(Instructions for the task) Would you reproduce every line of the material exactly?

***** Data *****

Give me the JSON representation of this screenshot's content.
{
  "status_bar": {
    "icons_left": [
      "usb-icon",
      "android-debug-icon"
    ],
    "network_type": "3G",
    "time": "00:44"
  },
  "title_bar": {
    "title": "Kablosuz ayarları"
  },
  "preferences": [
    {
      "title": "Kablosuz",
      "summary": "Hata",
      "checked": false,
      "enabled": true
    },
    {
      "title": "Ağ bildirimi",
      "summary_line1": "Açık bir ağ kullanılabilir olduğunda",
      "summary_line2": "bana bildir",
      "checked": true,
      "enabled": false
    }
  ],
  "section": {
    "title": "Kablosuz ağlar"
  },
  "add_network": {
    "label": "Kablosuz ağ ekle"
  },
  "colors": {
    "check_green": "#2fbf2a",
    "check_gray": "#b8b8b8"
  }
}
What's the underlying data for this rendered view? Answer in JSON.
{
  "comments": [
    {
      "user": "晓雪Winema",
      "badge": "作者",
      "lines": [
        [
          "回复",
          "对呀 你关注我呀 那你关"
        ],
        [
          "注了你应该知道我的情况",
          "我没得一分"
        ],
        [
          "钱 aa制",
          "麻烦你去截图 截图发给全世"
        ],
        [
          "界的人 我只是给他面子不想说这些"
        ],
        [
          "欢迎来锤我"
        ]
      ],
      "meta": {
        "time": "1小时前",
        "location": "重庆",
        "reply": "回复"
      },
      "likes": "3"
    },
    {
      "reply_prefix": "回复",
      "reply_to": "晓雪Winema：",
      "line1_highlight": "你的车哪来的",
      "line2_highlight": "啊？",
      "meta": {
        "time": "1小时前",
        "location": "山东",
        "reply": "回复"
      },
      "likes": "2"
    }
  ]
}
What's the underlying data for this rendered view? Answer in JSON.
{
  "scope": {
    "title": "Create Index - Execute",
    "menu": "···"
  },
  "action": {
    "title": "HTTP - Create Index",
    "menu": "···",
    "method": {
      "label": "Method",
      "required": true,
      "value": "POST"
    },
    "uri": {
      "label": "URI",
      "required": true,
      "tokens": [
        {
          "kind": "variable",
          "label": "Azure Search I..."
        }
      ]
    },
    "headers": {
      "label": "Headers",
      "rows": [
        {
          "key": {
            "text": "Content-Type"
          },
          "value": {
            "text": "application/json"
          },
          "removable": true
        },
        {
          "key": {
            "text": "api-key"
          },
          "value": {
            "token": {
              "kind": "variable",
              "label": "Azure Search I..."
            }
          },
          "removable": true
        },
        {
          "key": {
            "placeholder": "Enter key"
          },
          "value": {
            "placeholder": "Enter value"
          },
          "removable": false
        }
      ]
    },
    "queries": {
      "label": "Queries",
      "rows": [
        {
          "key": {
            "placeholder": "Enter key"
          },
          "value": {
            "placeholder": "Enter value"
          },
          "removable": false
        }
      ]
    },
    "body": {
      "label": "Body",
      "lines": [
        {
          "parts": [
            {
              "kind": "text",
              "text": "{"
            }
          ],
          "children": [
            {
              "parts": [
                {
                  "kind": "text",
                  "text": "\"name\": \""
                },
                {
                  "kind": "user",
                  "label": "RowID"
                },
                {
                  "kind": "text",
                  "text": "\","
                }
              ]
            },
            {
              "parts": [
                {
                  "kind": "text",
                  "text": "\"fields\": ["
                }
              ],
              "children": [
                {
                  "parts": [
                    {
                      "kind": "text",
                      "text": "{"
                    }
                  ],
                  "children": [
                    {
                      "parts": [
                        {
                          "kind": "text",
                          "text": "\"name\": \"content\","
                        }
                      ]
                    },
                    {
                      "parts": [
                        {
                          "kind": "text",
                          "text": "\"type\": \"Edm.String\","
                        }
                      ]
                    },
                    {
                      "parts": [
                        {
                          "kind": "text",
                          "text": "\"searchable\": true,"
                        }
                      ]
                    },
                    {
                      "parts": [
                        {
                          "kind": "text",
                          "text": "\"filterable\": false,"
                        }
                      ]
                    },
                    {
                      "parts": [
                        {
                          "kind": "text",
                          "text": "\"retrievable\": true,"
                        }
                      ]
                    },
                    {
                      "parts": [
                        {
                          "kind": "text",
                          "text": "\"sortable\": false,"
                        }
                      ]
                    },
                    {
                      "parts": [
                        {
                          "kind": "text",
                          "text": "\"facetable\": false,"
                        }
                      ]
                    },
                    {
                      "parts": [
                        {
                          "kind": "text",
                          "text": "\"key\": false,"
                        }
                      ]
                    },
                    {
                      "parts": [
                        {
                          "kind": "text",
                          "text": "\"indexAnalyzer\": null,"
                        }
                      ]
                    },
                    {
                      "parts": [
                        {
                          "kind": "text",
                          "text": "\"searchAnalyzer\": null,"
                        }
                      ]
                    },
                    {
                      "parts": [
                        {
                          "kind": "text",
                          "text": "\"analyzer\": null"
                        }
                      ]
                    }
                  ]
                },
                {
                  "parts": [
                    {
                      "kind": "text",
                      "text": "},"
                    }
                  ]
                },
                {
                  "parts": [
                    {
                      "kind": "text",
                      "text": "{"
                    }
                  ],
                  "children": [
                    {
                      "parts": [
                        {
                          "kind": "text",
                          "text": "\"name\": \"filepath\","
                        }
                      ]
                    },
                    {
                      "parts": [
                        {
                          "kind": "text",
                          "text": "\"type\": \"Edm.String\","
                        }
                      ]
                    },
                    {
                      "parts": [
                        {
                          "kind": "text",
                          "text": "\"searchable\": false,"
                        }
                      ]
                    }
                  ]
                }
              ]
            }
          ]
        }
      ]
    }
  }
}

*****

(Written response)
Give me the JSON representation of this screenshot's content.
{
  "status_bar": {
    "icons_left": [
      "usb-icon",
      "android-debug-icon"
    ],
    "network_type": "3G",
    "time": "00:44"
  },
  "title_bar": {
    "title": "Kablosuz ayarları"
  },
  "preferences": [
    {
      "title": "Kablosuz",
      "summary": "Hata",
      "checked": false,
      "enabled": true
    },
    {
      "title": "Ağ bildirimi",
      "summary_line1": "Açık bir ağ kullanılabilir olduğunda",
      "summary_line2": "bana bildir",
      "checked": true,
      "enabled": false
    }
  ],
  "section": {
    "title": "Kablosuz ağlar"
  },
  "add_network": {
    "label": "Kablosuz ağ ekle"
  },
  "colors": {
    "check_green": "#2fbf2a",
    "check_gray": "#b8b8b8"
  }
}
What's the underlying data for this rendered view? Answer in JSON.
{
  "comments": [
    {
      "user": "晓雪Winema",
      "badge": "作者",
      "lines": [
        [
          "回复",
          "对呀 你关注我呀 那你关"
        ],
        [
          "注了你应该知道我的情况",
          "我没得一分"
        ],
        [
          "钱 aa制",
          "麻烦你去截图 截图发给全世"
        ],
        [
          "界的人 我只是给他面子不想说这些"
        ],
        [
          "欢迎来锤我"
        ]
      ],
      "meta": {
        "time": "1小时前",
        "location": "重庆",
        "reply": "回复"
      },
      "likes": "3"
    },
    {
      "reply_prefix": "回复",
      "reply_to": "晓雪Winema：",
      "line1_highlight": "你的车哪来的",
      "line2_highlight": "啊？",
      "meta": {
        "time": "1小时前",
        "location": "山东",
        "reply": "回复"
      },
      "likes": "2"
    }
  ]
}
What's the underlying data for this rendered view? Answer in JSON.
{
  "scope": {
    "title": "Create Index - Execute",
    "menu": "···"
  },
  "action": {
    "title": "HTTP - Create Index",
    "menu": "···",
    "method": {
      "label": "Method",
      "required": true,
      "value": "POST"
    },
    "uri": {
      "label": "URI",
      "required": true,
      "tokens": [
        {
          "kind": "variable",
          "label": "Azure Search I..."
        }
      ]
    },
    "headers": {
      "label": "Headers",
      "rows": [
        {
          "key": {
            "text": "Content-Type"
          },
          "value": {
            "text": "application/json"
          },
          "removable": true
        },
        {
          "key": {
            "text": "api-key"
          },
          "value": {
            "token": {
              "kind": "variable",
              "label": "Azure Search I..."
            }
          },
          "removable": true
        },
        {
          "key": {
            "placeholder": "Enter key"
          },
          "value": {
            "placeholder": "Enter value"
          },
          "removable": false
        }
      ]
    },
    "queries": {
      "label": "Queries",
      "rows": [
        {
          "key": {
            "placeholder": "Enter key"
          },
          "value": {
            "placeholder": "Enter value"
          },
          "removable": false
        }
      ]
    },
    "body": {
      "label": "Body",
      "lines": [
        {
          "parts": [
            {
              "kind": "text",
              "text": "{"
            }
          ],
          "children": [
            {
              "parts": [
                {
                  "kind": "text",
                  "text": "\"name\": \""
                },
                {
                  "kind": "user",
                  "label": "RowID"
                },
                {
                  "kind": "text",
                  "text": "\","
                }
              ]
            },
            {
              "parts": [
                {
                  "kind": "text",
                  "text": "\"fields\": ["
                }
              ],
              "children": [
                {
                  "parts": [
                    {
                      "kind": "text",
                      "text": "{"
                    }
                  ],
                  "children": [
                    {
                      "parts": [
                        {
                          "kind": "text",
                          "text": "\"name\": \"content\","
                        }
                      ]
                    },
                    {
                      "parts": [
                        {
                          "kind": "text",
                          "text": "\"type\": \"Edm.String\","
                        }
                      ]
                    },
                    {
                      "parts": [
                        {
                          "kind": "text",
                          "text": "\"searchable\": true,"
                        }
                      ]
                    },
                    {
                      "parts": [
                        {
                          "kind": "text",
                          "text": "\"filterable\": false,"
                        }
                      ]
                    },
                    {
                      "parts": [
                        {
                          "kind": "text",
                          "text": "\"retrievable\": true,"
                        }
                      ]
                    },
                    {
                      "parts": [
                        {
                          "kind": "text",
                          "text": "\"sortable\": false,"
                        }
                      ]
                    },
                    {
                      "parts": [
                        {
                          "kind": "text",
                          "text": "\"facetable\": false,"
                        }
                      ]
                    },
                    {
                      "parts": [
                        {
                          "kind": "text",
                          "text": "\"key\": false,"
                        }
                      ]
                    },
                    {
                      "parts": [
                        {
                          "kind": "text",
                          "text": "\"indexAnalyzer\": null,"
                        }
                      ]
                    },
                    {
                      "parts": [
                        {
                          "kind": "text",
                          "text": "\"searchAnalyzer\": null,"
                        }
                      ]
                    },
                    {
                      "parts": [
                        {
                          "kind": "text",
                          "text": "\"analyzer\": null"
                        }
                      ]
                    }
                  ]
                },
                {
                  "parts": [
                    {
                      "kind": "text",
                      "text": "},"
                    }
                  ]
                },
                {
                  "parts": [
                    {
                      "kind": "text",
                      "text": "{"
                    }
                  ],
                  "children": [
                    {
                      "parts": [
                        {
                          "kind": "text",
                          "text": "\"name\": \"filepath\","
                        }
                      ]
                    },
                    {
                      "parts": [
                        {
                          "kind": "text",
                          "text": "\"type\": \"Edm.String\","
                        }
                      ]
                    },
                    {
                      "parts": [
                        {
                          "kind": "text",
                          "text": "\"searchable\": false,"
                        }
                      ]
                    }
                  ]
                }
              ]
            }
          ]
        }
      ]
    }
  }
}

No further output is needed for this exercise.